→ DATA FOR THIS EXERCISE:
----
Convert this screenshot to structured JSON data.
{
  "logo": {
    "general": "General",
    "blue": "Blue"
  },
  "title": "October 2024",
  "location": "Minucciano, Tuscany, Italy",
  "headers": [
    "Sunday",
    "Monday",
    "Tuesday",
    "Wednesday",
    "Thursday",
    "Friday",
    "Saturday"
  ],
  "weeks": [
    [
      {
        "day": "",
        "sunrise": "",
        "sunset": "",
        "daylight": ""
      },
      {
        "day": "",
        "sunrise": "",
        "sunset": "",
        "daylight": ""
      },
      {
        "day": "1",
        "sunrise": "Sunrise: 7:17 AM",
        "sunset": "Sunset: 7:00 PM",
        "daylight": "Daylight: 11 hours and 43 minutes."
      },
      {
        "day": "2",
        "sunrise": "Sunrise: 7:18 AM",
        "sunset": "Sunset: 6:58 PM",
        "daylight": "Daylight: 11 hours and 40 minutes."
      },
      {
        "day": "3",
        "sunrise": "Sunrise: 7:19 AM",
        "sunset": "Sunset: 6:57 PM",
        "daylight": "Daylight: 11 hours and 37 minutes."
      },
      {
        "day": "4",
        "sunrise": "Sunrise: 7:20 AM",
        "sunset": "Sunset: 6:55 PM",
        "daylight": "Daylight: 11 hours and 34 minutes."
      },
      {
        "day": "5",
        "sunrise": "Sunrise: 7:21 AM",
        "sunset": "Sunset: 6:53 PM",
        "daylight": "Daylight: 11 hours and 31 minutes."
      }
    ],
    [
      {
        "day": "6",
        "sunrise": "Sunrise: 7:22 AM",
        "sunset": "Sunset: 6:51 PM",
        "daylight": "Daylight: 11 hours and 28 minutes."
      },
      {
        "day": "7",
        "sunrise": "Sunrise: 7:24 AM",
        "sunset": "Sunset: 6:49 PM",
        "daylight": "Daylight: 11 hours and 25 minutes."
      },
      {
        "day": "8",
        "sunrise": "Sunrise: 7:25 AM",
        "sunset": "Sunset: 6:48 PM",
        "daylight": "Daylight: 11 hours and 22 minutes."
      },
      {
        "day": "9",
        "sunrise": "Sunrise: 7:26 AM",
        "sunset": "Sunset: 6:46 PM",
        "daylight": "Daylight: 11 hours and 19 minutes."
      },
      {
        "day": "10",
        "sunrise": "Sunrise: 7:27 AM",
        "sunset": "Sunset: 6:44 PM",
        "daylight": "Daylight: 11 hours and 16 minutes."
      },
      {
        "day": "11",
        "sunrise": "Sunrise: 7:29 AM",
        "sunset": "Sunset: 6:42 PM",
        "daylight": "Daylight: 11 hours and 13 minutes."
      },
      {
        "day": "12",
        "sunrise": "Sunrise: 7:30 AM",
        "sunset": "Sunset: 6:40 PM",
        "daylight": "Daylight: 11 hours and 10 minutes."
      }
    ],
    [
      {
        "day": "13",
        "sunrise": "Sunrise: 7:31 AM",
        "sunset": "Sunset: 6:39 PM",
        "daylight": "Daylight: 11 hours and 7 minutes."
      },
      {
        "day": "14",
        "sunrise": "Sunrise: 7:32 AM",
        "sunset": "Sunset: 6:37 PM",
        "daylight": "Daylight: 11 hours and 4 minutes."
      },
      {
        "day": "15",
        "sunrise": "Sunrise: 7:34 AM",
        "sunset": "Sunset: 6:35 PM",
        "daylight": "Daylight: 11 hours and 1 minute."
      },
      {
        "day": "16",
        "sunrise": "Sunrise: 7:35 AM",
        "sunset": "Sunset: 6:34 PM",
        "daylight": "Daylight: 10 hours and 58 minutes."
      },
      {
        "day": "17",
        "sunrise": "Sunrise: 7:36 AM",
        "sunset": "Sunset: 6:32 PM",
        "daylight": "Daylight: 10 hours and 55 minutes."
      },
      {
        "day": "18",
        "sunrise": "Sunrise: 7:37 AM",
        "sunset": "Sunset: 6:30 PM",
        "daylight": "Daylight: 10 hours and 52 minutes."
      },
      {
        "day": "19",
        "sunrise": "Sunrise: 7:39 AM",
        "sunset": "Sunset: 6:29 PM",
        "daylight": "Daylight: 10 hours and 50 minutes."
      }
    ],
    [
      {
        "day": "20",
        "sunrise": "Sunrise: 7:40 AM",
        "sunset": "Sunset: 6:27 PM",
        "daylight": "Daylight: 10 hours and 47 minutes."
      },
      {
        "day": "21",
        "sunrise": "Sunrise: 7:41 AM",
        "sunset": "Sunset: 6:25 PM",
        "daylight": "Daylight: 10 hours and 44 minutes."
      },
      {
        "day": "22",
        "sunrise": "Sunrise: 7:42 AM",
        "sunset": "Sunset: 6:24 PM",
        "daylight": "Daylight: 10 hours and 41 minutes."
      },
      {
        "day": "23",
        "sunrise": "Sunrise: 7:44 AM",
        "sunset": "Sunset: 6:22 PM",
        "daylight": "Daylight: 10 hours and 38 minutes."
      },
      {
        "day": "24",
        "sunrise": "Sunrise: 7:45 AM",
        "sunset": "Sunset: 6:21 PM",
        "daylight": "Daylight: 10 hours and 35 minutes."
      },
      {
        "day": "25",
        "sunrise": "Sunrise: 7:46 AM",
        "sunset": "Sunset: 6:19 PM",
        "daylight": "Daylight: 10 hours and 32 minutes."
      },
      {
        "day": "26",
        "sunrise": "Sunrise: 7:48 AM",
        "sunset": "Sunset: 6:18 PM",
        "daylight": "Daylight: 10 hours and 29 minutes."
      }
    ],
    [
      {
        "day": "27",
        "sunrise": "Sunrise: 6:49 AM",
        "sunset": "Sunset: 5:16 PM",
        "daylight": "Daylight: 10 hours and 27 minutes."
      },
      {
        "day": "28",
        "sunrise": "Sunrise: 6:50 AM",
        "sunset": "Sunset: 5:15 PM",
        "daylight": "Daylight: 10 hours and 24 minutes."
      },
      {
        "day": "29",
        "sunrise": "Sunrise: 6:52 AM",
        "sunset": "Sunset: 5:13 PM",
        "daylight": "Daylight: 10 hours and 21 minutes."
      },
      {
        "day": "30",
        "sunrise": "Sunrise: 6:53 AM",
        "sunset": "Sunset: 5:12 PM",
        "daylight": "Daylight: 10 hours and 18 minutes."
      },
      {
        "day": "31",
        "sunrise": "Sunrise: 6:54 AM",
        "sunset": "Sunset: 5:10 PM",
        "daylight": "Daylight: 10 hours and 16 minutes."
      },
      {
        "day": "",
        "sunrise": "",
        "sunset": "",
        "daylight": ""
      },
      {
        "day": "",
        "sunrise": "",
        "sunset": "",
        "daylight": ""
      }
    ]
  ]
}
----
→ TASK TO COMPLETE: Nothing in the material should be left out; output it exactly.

→ OUTPUT:
Convert this screenshot to structured JSON data.
{
  "logo": {
    "general": "General",
    "blue": "Blue"
  },
  "title": "October 2024",
  "location": "Minucciano, Tuscany, Italy",
  "headers": [
    "Sunday",
    "Monday",
    "Tuesday",
    "Wednesday",
    "Thursday",
    "Friday",
    "Saturday"
  ],
  "weeks": [
    [
      {
        "day": "",
        "sunrise": "",
        "sunset": "",
        "daylight": ""
      },
      {
        "day": "",
        "sunrise": "",
        "sunset": "",
        "daylight": ""
      },
      {
        "day": "1",
        "sunrise": "Sunrise: 7:17 AM",
        "sunset": "Sunset: 7:00 PM",
        "daylight": "Daylight: 11 hours and 43 minutes."
      },
      {
        "day": "2",
        "sunrise": "Sunrise: 7:18 AM",
        "sunset": "Sunset: 6:58 PM",
        "daylight": "Daylight: 11 hours and 40 minutes."
      },
      {
        "day": "3",
        "sunrise": "Sunrise: 7:19 AM",
        "sunset": "Sunset: 6:57 PM",
        "daylight": "Daylight: 11 hours and 37 minutes."
      },
      {
        "day": "4",
        "sunrise": "Sunrise: 7:20 AM",
        "sunset": "Sunset: 6:55 PM",
        "daylight": "Daylight: 11 hours and 34 minutes."
      },
      {
        "day": "5",
        "sunrise": "Sunrise: 7:21 AM",
        "sunset": "Sunset: 6:53 PM",
        "daylight": "Daylight: 11 hours and 31 minutes."
      }
    ],
    [
      {
        "day": "6",
        "sunrise": "Sunrise: 7:22 AM",
        "sunset": "Sunset: 6:51 PM",
        "daylight": "Daylight: 11 hours and 28 minutes."
      },
      {
        "day": "7",
        "sunrise": "Sunrise: 7:24 AM",
        "sunset": "Sunset: 6:49 PM",
        "daylight": "Daylight: 11 hours and 25 minutes."
      },
      {
        "day": "8",
        "sunrise": "Sunrise: 7:25 AM",
        "sunset": "Sunset: 6:48 PM",
        "daylight": "Daylight: 11 hours and 22 minutes."
      },
      {
        "day": "9",
        "sunrise": "Sunrise: 7:26 AM",
        "sunset": "Sunset: 6:46 PM",
        "daylight": "Daylight: 11 hours and 19 minutes."
      },
      {
        "day": "10",
        "sunrise": "Sunrise: 7:27 AM",
        "sunset": "Sunset: 6:44 PM",
        "daylight": "Daylight: 11 hours and 16 minutes."
      },
      {
        "day": "11",
        "sunrise": "Sunrise: 7:29 AM",
        "sunset": "Sunset: 6:42 PM",
        "daylight": "Daylight: 11 hours and 13 minutes."
      },
      {
        "day": "12",
        "sunrise": "Sunrise: 7:30 AM",
        "sunset": "Sunset: 6:40 PM",
        "daylight": "Daylight: 11 hours and 10 minutes."
      }
    ],
    [
      {
        "day": "13",
        "sunrise": "Sunrise: 7:31 AM",
        "sunset": "Sunset: 6:39 PM",
        "daylight": "Daylight: 11 hours and 7 minutes."
      },
      {
        "day": "14",
        "sunrise": "Sunrise: 7:32 AM",
        "sunset": "Sunset: 6:37 PM",
        "daylight": "Daylight: 11 hours and 4 minutes."
      },
      {
        "day": "15",
        "sunrise": "Sunrise: 7:34 AM",
        "sunset": "Sunset: 6:35 PM",
        "daylight": "Daylight: 11 hours and 1 minute."
      },
      {
        "day": "16",
        "sunrise": "Sunrise: 7:35 AM",
        "sunset": "Sunset: 6:34 PM",
        "daylight": "Daylight: 10 hours and 58 minutes."
      },
      {
        "day": "17",
        "sunrise": "Sunrise: 7:36 AM",
        "sunset": "Sunset: 6:32 PM",
        "daylight": "Daylight: 10 hours and 55 minutes."
      },
      {
        "day": "18",
        "sunrise": "Sunrise: 7:37 AM",
        "sunset": "Sunset: 6:30 PM",
        "daylight": "Daylight: 10 hours and 52 minutes."
      },
      {
        "day": "19",
        "sunrise": "Sunrise: 7:39 AM",
        "sunset": "Sunset: 6:29 PM",
        "daylight": "Daylight: 10 hours and 50 minutes."
      }
    ],
    [
      {
        "day": "20",
        "sunrise": "Sunrise: 7:40 AM",
        "sunset": "Sunset: 6:27 PM",
        "daylight": "Daylight: 10 hours and 47 minutes."
      },
      {
        "day": "21",
        "sunrise": "Sunrise: 7:41 AM",
        "sunset": "Sunset: 6:25 PM",
        "daylight": "Daylight: 10 hours and 44 minutes."
      },
      {
        "day": "22",
        "sunrise": "Sunrise: 7:42 AM",
        "sunset": "Sunset: 6:24 PM",
        "daylight": "Daylight: 10 hours and 41 minutes."
      },
      {
        "day": "23",
        "sunrise": "Sunrise: 7:44 AM",
        "sunset": "Sunset: 6:22 PM",
        "daylight": "Daylight: 10 hours and 38 minutes."
      },
      {
        "day": "24",
        "sunrise": "Sunrise: 7:45 AM",
        "sunset": "Sunset: 6:21 PM",
        "daylight": "Daylight: 10 hours and 35 minutes."
      },
      {
        "day": "25",
        "sunrise": "Sunrise: 7:46 AM",
        "sunset": "Sunset: 6:19 PM",
        "daylight": "Daylight: 10 hours and 32 minutes."
      },
      {
        "day": "26",
        "sunrise": "Sunrise: 7:48 AM",
        "sunset": "Sunset: 6:18 PM",
        "daylight": "Daylight: 10 hours and 29 minutes."
      }
    ],
    [
      {
        "day": "27",
        "sunrise": "Sunrise: 6:49 AM",
        "sunset": "Sunset: 5:16 PM",
        "daylight": "Daylight: 10 hours and 27 minutes."
      },
      {
        "day": "28",
        "sunrise": "Sunrise: 6:50 AM",
        "sunset": "Sunset: 5:15 PM",
        "daylight": "Daylight: 10 hours and 24 minutes."
      },
      {
        "day": "29",
        "sunrise": "Sunrise: 6:52 AM",
        "sunset": "Sunset: 5:13 PM",
        "daylight": "Daylight: 10 hours and 21 minutes."
      },
      {
        "day": "30",
        "sunrise": "Sunrise: 6:53 AM",
        "sunset": "Sunset: 5:12 PM",
        "daylight": "Daylight: 10 hours and 18 minutes."
      },
      {
        "day": "31",
        "sunrise": "Sunrise: 6:54 AM",
        "sunset": "Sunset: 5:10 PM",
        "daylight": "Daylight: 10 hours and 16 minutes."
      },
      {
        "day": "",
        "sunrise": "",
        "sunset": "",
        "daylight": ""
      },
      {
        "day": "",
        "sunrise": "",
        "sunset": "",
        "daylight": ""
      }
    ]
  ]
}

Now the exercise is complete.